**What is being asked**: Return every line of the records below verbatim, with no pictures in the copy.

Page and application data records:
== Segment start ==

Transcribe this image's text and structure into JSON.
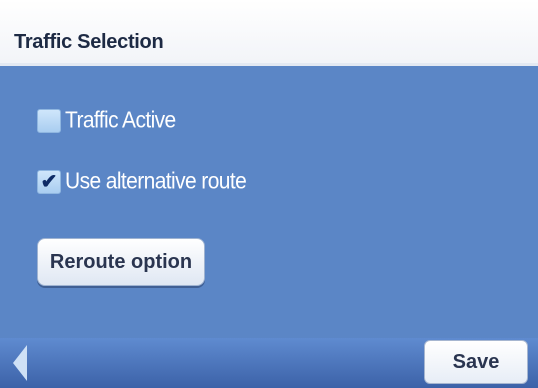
{
  "header": {
    "title": "Traffic Selection"
  },
  "options": [
    {
      "label": "Traffic Active",
      "checked": false
    },
    {
      "label": "Use alternative route",
      "checked": true
    }
  ],
  "checkmark_glyph": "✔",
  "reroute": {
    "label": "Reroute option"
  },
  "footer": {
    "back_icon": "back-arrow-icon",
    "save_label": "Save"
  },
  "colors": {
    "background": "#5b86c6",
    "header": "#ffffff",
    "footer": "#3c62a8"
  }
}
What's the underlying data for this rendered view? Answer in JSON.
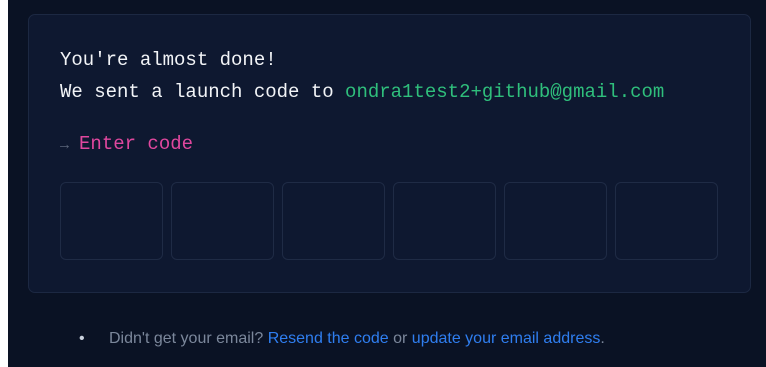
{
  "confirm": {
    "title": "You're almost done!",
    "sent_prefix": "We sent a launch code to ",
    "email": "ondra1test2+github@gmail.com",
    "prompt_arrow": "→",
    "prompt_label": "Enter code",
    "code_digits": [
      "",
      "",
      "",
      "",
      "",
      ""
    ]
  },
  "footer": {
    "bullet": "•",
    "question": "Didn't get your email? ",
    "resend_link": "Resend the code",
    "or_text": " or ",
    "update_link": "update your email address",
    "end_punct": "."
  }
}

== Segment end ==

**Reply**:
Transcribe this image's text and structure into JSON.
{
  "header": {
    "title": "Traffic Selection"
  },
  "options": [
    {
      "label": "Traffic Active",
      "checked": false
    },
    {
      "label": "Use alternative route",
      "checked": true
    }
  ],
  "checkmark_glyph": "✔",
  "reroute": {
    "label": "Reroute option"
  },
  "footer": {
    "back_icon": "back-arrow-icon",
    "save_label": "Save"
  },
  "colors": {
    "background": "#5b86c6",
    "header": "#ffffff",
    "footer": "#3c62a8"
  }
}
What's the underlying data for this rendered view? Answer in JSON.
{
  "confirm": {
    "title": "You're almost done!",
    "sent_prefix": "We sent a launch code to ",
    "email": "ondra1test2+github@gmail.com",
    "prompt_arrow": "→",
    "prompt_label": "Enter code",
    "code_digits": [
      "",
      "",
      "",
      "",
      "",
      ""
    ]
  },
  "footer": {
    "bullet": "•",
    "question": "Didn't get your email? ",
    "resend_link": "Resend the code",
    "or_text": " or ",
    "update_link": "update your email address",
    "end_punct": "."
  }
}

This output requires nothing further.